I recently had a conversation with a manufacturing manager who was looking for a new CMMS / EAM software package. His current maintenance management / asset management application is old and cumbersome. His comment was that he surely wished that there was at least one CMMS that was interoperable with other plant systems.
This is a common theme. Interesting that I heard this yet again. Interoperability comes up all the time. A search of this blog revealed 115 citations over 8 years or so. Recently I discussed the Open O&M Initiative demonstration, a PLCOpen activity and reported on a conversation about the Open O&M Initiative. I’ve been writing about the value of OPC UA for interoperability for more than five years.

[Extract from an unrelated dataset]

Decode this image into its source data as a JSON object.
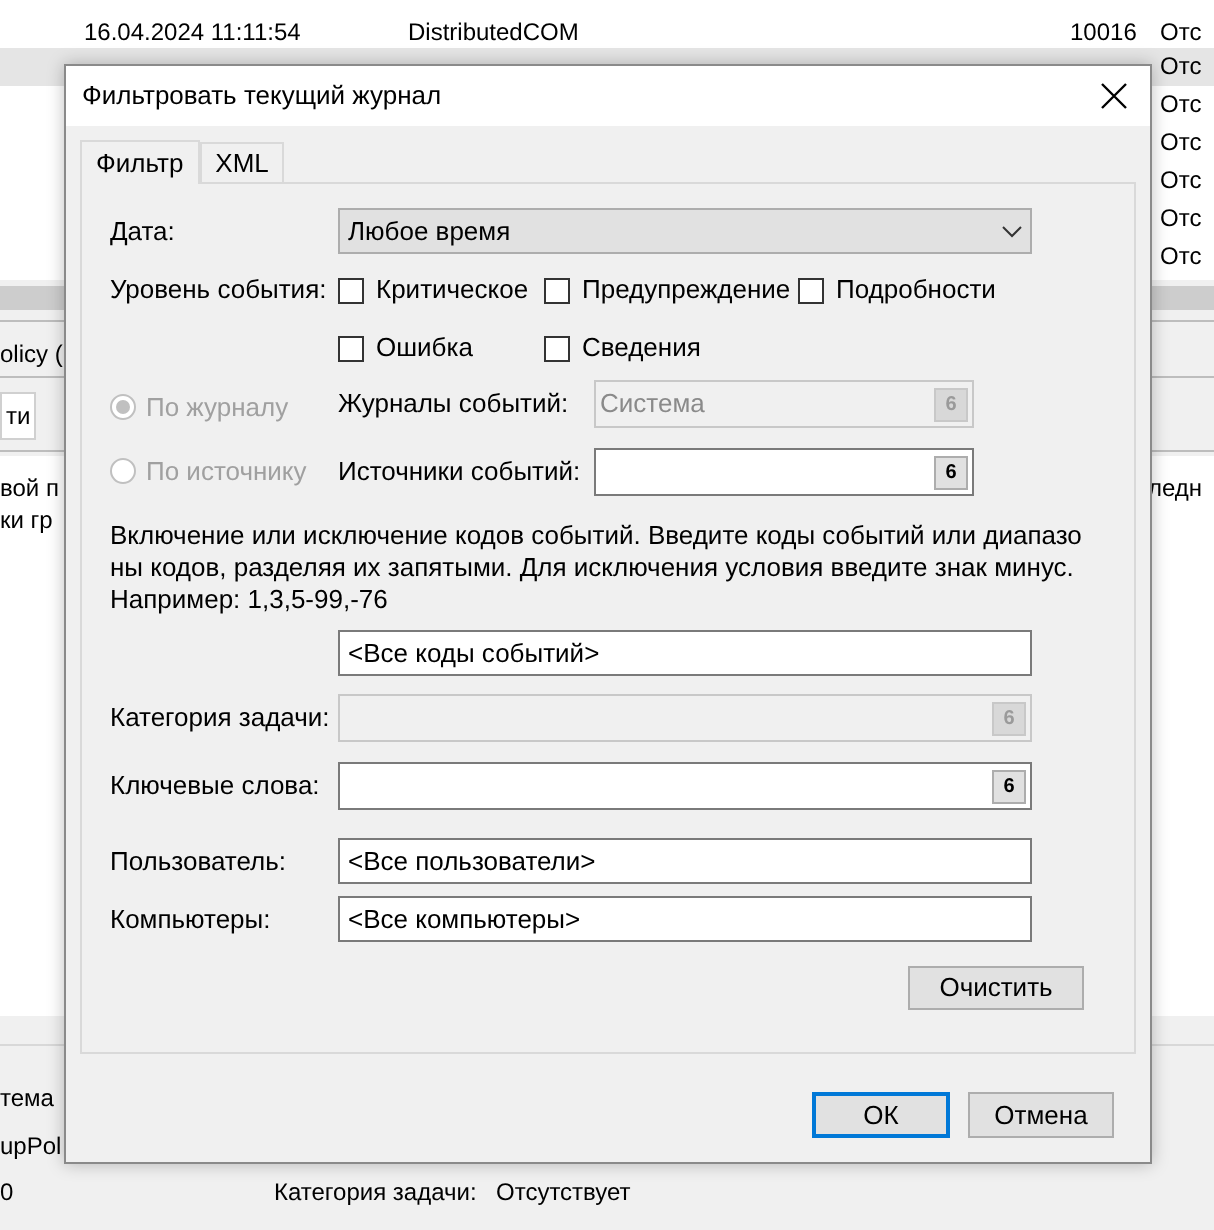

I have also brought this up to industry CEOs and CTOs.
The major suppliers are all playing a balancing game between making all their products work together well and opening up their systems for some level of interoperability. I don’t think they are cynical and evil about it. It’s just that if one supplier develops all the components of a system, then it can assure that they will all play together at the most foundational level of technology. It’s the Apple argument against the Microsoft/PC argument.
But there comes a point in an automation system that different systems must coexist at some level. This is interoperability. We need those connectors where information gathered in one application can be shared by another application.
There is much progress in many automation technologies. Sharing information seamlessly among applications has great value to this manager–and thousands like him. But the CMMS people are lagging. Time for them to get with the program.